He heard the bathroom door open, and he turned to see Cassie stepping hesitantly out. For an instant, he could not help but gape, and she bit her lower lip, looking like she would dash for her slacks and blouse the next instant. But then he grinned, openly admiring the magic she had achieved, and he could see her relax as she smiled in return.
Her hair was twisted up in a casually elegant knot, and he could tell she had done something in the makeup line, although he didn't know quite what. But it was the dress that was staggeringly perfect for her--a little black dress, bare at the shoulders, and cut in a style that suggested a clownish satire of glamour. The old-fashioned word 'madcap' crossed his mind. She indeed looked like the heroine of a romantic comedy who could easily find herself unexpectedly juggling fish in a midnight graveyard.
"It's not too silly, is it?" Cassie asked nervously. "I got it from a shop where they...all read my books. They insisted it's a suit for my alter ego." Her faintly awkward bearing strove to assure him she knew she didn't really belong in such an elegantly comic gem of a dress.
"It's...wonderful! Words fail me, and that does not happen often, I assure you!"
Cassie blushed again, but now her eyes were sparkling. After his own quick brush up, they departed for the parking garage, Cassie nearly chattering as they went. Perhaps she was also a bit alarmed at the precipitousness of their growing interaction. But he played along with her bright dialogue games, content for the moment to have the role of hero to her heroine in whatever story they were acting out. He knew it was an unbroken rule for such tales to end happily, which was hope enough for him, for now.
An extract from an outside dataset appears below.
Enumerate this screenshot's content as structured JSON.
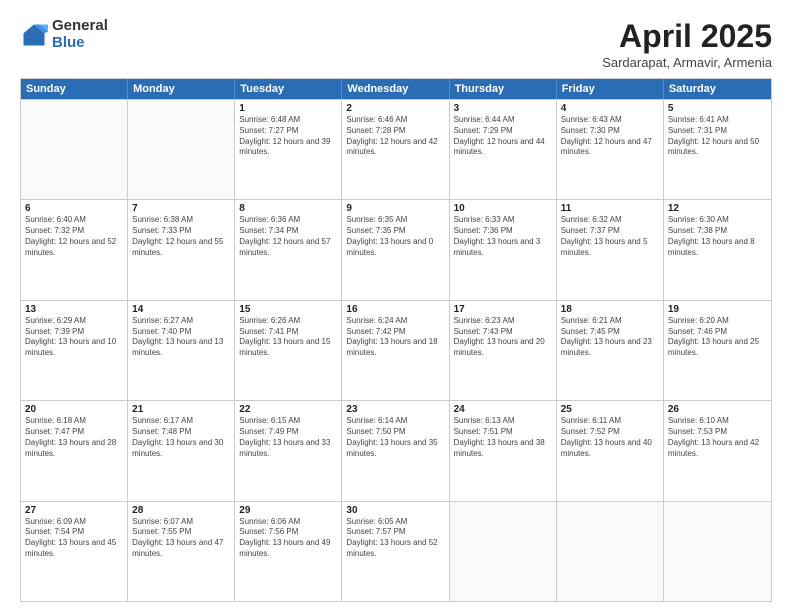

"Laissez les bon temps roulez!" Gambit
(1) The Cantrell name and dubious relations.
This was a major memory screw-up. I can't remember for sure, but I think I'd already come up with the bit that has Hank impressing Cassie by recognizing a historical link to her surname. Unfortunately, the writer is not as smart as the character. I got it almost right, but the name I was groping for was Quantrill. Quantrill's Raiders were a band of guerilla fighters, semi-attached to the Southern side of the Civil War, who apparently did a lot of free lance raiding while they were at it. So I have kind of an out for this goof--no doubt some of the people related to Quantrill would have been happy to alter the spelling of their name and distance themselves from his bad reputation! I did note while researching that some accounts spell his name Quantrell, so I will count that as a partial vote for my theory!
(2) Yes, this was something my friends and I actually did. Yes, it was my idea. :)
As you can see, I used to end each post with a quote. It got really hard, so I stopped doing that.